- EXERCISE INSTRUCTIONS -
All of the data is to be set down again without alteration.

-------- DATA UNDER STUDY --------

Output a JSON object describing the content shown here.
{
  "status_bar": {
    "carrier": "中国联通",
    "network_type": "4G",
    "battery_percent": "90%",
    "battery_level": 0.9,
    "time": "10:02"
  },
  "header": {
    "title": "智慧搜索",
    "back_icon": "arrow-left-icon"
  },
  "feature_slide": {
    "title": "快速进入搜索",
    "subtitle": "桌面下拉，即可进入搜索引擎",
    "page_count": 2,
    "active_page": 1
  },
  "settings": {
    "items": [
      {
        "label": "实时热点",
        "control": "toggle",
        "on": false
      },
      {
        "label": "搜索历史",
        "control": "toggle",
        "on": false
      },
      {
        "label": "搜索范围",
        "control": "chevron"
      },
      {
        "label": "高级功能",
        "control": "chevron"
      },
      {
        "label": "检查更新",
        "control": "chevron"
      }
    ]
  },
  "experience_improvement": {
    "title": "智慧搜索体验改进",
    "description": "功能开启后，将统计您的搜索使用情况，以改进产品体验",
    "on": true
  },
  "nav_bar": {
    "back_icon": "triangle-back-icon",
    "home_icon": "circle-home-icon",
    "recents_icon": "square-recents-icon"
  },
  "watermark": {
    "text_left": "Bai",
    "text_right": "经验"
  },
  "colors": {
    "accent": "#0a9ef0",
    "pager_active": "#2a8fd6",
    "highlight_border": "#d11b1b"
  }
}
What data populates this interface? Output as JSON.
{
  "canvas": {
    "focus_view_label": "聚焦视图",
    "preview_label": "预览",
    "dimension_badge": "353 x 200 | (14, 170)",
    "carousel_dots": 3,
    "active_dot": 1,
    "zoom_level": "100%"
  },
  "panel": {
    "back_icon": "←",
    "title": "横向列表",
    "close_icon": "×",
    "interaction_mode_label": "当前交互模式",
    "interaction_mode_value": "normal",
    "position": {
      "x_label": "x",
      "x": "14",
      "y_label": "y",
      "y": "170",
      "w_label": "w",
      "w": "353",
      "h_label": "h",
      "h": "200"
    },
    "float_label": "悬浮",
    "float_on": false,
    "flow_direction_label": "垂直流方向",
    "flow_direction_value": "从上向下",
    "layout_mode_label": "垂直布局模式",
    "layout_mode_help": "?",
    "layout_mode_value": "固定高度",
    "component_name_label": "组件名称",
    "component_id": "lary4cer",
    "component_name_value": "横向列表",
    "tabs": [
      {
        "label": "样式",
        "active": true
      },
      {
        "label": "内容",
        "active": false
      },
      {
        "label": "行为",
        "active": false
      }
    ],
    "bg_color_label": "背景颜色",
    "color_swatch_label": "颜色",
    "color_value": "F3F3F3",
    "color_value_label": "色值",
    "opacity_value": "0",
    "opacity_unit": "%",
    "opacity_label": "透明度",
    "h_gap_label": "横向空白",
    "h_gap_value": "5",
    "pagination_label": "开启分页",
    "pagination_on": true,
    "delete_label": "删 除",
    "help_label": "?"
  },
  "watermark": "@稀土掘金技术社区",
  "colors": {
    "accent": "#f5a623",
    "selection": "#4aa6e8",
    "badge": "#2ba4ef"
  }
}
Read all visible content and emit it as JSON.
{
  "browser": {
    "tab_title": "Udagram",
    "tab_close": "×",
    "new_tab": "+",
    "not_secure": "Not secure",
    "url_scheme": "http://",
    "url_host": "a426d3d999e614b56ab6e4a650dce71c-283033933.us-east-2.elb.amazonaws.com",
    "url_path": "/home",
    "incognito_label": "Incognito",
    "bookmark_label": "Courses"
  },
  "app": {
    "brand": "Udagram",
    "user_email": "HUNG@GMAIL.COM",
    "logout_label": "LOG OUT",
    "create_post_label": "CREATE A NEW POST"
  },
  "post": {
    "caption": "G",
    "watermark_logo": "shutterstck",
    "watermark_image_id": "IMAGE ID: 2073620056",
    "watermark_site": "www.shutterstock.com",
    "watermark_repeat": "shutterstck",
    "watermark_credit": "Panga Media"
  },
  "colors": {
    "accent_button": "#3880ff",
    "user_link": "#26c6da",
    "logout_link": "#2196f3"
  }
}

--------

- YOUR SOLUTION -
Output a JSON object describing the content shown here.
{
  "status_bar": {
    "carrier": "中国联通",
    "network_type": "4G",
    "battery_percent": "90%",
    "battery_level": 0.9,
    "time": "10:02"
  },
  "header": {
    "title": "智慧搜索",
    "back_icon": "arrow-left-icon"
  },
  "feature_slide": {
    "title": "快速进入搜索",
    "subtitle": "桌面下拉，即可进入搜索引擎",
    "page_count": 2,
    "active_page": 1
  },
  "settings": {
    "items": [
      {
        "label": "实时热点",
        "control": "toggle",
        "on": false
      },
      {
        "label": "搜索历史",
        "control": "toggle",
        "on": false
      },
      {
        "label": "搜索范围",
        "control": "chevron"
      },
      {
        "label": "高级功能",
        "control": "chevron"
      },
      {
        "label": "检查更新",
        "control": "chevron"
      }
    ]
  },
  "experience_improvement": {
    "title": "智慧搜索体验改进",
    "description": "功能开启后，将统计您的搜索使用情况，以改进产品体验",
    "on": true
  },
  "nav_bar": {
    "back_icon": "triangle-back-icon",
    "home_icon": "circle-home-icon",
    "recents_icon": "square-recents-icon"
  },
  "watermark": {
    "text_left": "Bai",
    "text_right": "经验"
  },
  "colors": {
    "accent": "#0a9ef0",
    "pager_active": "#2a8fd6",
    "highlight_border": "#d11b1b"
  }
}
What data populates this interface? Output as JSON.
{
  "canvas": {
    "focus_view_label": "聚焦视图",
    "preview_label": "预览",
    "dimension_badge": "353 x 200 | (14, 170)",
    "carousel_dots": 3,
    "active_dot": 1,
    "zoom_level": "100%"
  },
  "panel": {
    "back_icon": "←",
    "title": "横向列表",
    "close_icon": "×",
    "interaction_mode_label": "当前交互模式",
    "interaction_mode_value": "normal",
    "position": {
      "x_label": "x",
      "x": "14",
      "y_label": "y",
      "y": "170",
      "w_label": "w",
      "w": "353",
      "h_label": "h",
      "h": "200"
    },
    "float_label": "悬浮",
    "float_on": false,
    "flow_direction_label": "垂直流方向",
    "flow_direction_value": "从上向下",
    "layout_mode_label": "垂直布局模式",
    "layout_mode_help": "?",
    "layout_mode_value": "固定高度",
    "component_name_label": "组件名称",
    "component_id": "lary4cer",
    "component_name_value": "横向列表",
    "tabs": [
      {
        "label": "样式",
        "active": true
      },
      {
        "label": "内容",
        "active": false
      },
      {
        "label": "行为",
        "active": false
      }
    ],
    "bg_color_label": "背景颜色",
    "color_swatch_label": "颜色",
    "color_value": "F3F3F3",
    "color_value_label": "色值",
    "opacity_value": "0",
    "opacity_unit": "%",
    "opacity_label": "透明度",
    "h_gap_label": "横向空白",
    "h_gap_value": "5",
    "pagination_label": "开启分页",
    "pagination_on": true,
    "delete_label": "删 除",
    "help_label": "?"
  },
  "watermark": "@稀土掘金技术社区",
  "colors": {
    "accent": "#f5a623",
    "selection": "#4aa6e8",
    "badge": "#2ba4ef"
  }
}
Read all visible content and emit it as JSON.
{
  "browser": {
    "tab_title": "Udagram",
    "tab_close": "×",
    "new_tab": "+",
    "not_secure": "Not secure",
    "url_scheme": "http://",
    "url_host": "a426d3d999e614b56ab6e4a650dce71c-283033933.us-east-2.elb.amazonaws.com",
    "url_path": "/home",
    "incognito_label": "Incognito",
    "bookmark_label": "Courses"
  },
  "app": {
    "brand": "Udagram",
    "user_email": "HUNG@GMAIL.COM",
    "logout_label": "LOG OUT",
    "create_post_label": "CREATE A NEW POST"
  },
  "post": {
    "caption": "G",
    "watermark_logo": "shutterstck",
    "watermark_image_id": "IMAGE ID: 2073620056",
    "watermark_site": "www.shutterstock.com",
    "watermark_repeat": "shutterstck",
    "watermark_credit": "Panga Media"
  },
  "colors": {
    "accent_button": "#3880ff",
    "user_link": "#26c6da",
    "logout_link": "#2196f3"
  }
}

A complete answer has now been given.